━━━ Record set

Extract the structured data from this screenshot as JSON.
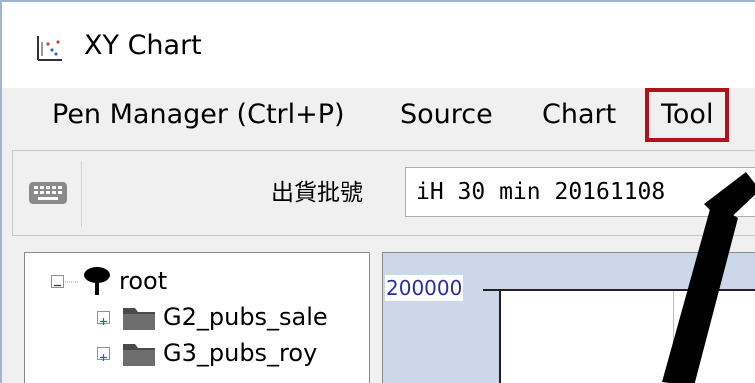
{
  "window": {
    "title": "XY Chart",
    "app_icon": "xy-chart-icon"
  },
  "menu": {
    "items": [
      {
        "label": "Pen Manager (Ctrl+P)"
      },
      {
        "label": "Source"
      },
      {
        "label": "Chart"
      },
      {
        "label": "Tool"
      }
    ],
    "highlighted": "Tool",
    "highlight_color": "#b0121b"
  },
  "toolbar": {
    "keyboard_icon": "keyboard-icon",
    "field_label": "出貨批號",
    "combo_value": "iH 30 min 20161108",
    "combo_icon": "chevron-down-icon"
  },
  "tree": {
    "root_label": "root",
    "root_icon": "tree-icon",
    "children": [
      {
        "label": "G2_pubs_sale",
        "icon": "folder-icon"
      },
      {
        "label": "G3_pubs_roy",
        "icon": "folder-icon"
      }
    ]
  },
  "chart": {
    "y_tick_label": "200000",
    "background": "#ccd8ea",
    "tick_label_color": "#2a2ab0"
  }
}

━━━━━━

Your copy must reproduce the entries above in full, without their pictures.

**The completed task:**
Extract the structured data from this screenshot as JSON.
{
  "window": {
    "title": "XY Chart",
    "app_icon": "xy-chart-icon"
  },
  "menu": {
    "items": [
      {
        "label": "Pen Manager (Ctrl+P)"
      },
      {
        "label": "Source"
      },
      {
        "label": "Chart"
      },
      {
        "label": "Tool"
      }
    ],
    "highlighted": "Tool",
    "highlight_color": "#b0121b"
  },
  "toolbar": {
    "keyboard_icon": "keyboard-icon",
    "field_label": "出貨批號",
    "combo_value": "iH 30 min 20161108",
    "combo_icon": "chevron-down-icon"
  },
  "tree": {
    "root_label": "root",
    "root_icon": "tree-icon",
    "children": [
      {
        "label": "G2_pubs_sale",
        "icon": "folder-icon"
      },
      {
        "label": "G3_pubs_roy",
        "icon": "folder-icon"
      }
    ]
  },
  "chart": {
    "y_tick_label": "200000",
    "background": "#ccd8ea",
    "tick_label_color": "#2a2ab0"
  }
}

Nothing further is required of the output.